Now, I used the word bittersweet in relation to this weekly routine, and the bitter part came at the end, when the last of the toast had gone, the powdery final slurp of hot chocolate disappeared, and Mick said goodnight. Then, on the way to bed the creeping depression of the prospect of Monday morning at school would gather, forcing out the earlier exhuberance. In class the next day, your mind would occasionally wander back to that now otherwordly place of warm toast, sweet cocoa, a roaring coal fire and the LA Raiders cheating to a win as your hair danced in front of your eyes.
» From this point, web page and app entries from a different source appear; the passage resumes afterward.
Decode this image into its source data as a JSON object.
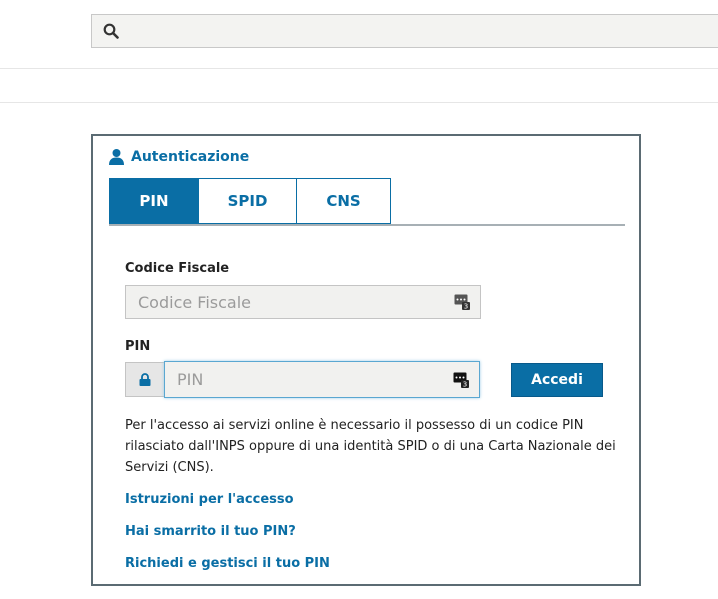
{
  "search": {
    "value": "",
    "placeholder": ""
  },
  "auth": {
    "title": "Autenticazione",
    "tabs": [
      {
        "label": "PIN",
        "active": true
      },
      {
        "label": "SPID",
        "active": false
      },
      {
        "label": "CNS",
        "active": false
      }
    ],
    "fiscal_code": {
      "label": "Codice Fiscale",
      "placeholder": "Codice Fiscale",
      "value": ""
    },
    "pin": {
      "label": "PIN",
      "placeholder": "PIN",
      "value": ""
    },
    "login_label": "Accedi",
    "info_text": "Per l'accesso ai servizi online è necessario il possesso di un codice PIN rilasciato dall'INPS oppure di una identità SPID o di una Carta Nazionale dei Servizi (CNS).",
    "links": [
      "Istruzioni per l'accesso",
      "Hai smarrito il tuo PIN?",
      "Richiedi e gestisci il tuo PIN"
    ]
  },
  "icons": {
    "search": "search-icon",
    "user": "user-icon",
    "keypad": "keypad-icon",
    "lock": "lock-icon"
  },
  "colors": {
    "accent": "#0a6ea5",
    "box_border": "#5b6b73",
    "input_bg": "#f1f1ef"
  }
}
Thanks for visiting the site, and I hope you enjoy these little voyages as much as I do. Any feedback is greatly appreciated, and I am planning on doing two collaborative episodes sometime soon, namely Biscuits, and Sweets. Anyone who would like to contribute by writing a small ode to their favourite biscuit or sweet shop item, feel free to e-mail me at crucialtaunt@tiscali.co.uk, or by any number of other ways should you be a friend of mine (Twitter, Facebook, the majestic Simply Syndicated.com and its community) and I’ll make you part of an episode!

Thanks again, and I’ll try and make the next post arrive sooner, ‘kay? ‘Kay.

 

Croosh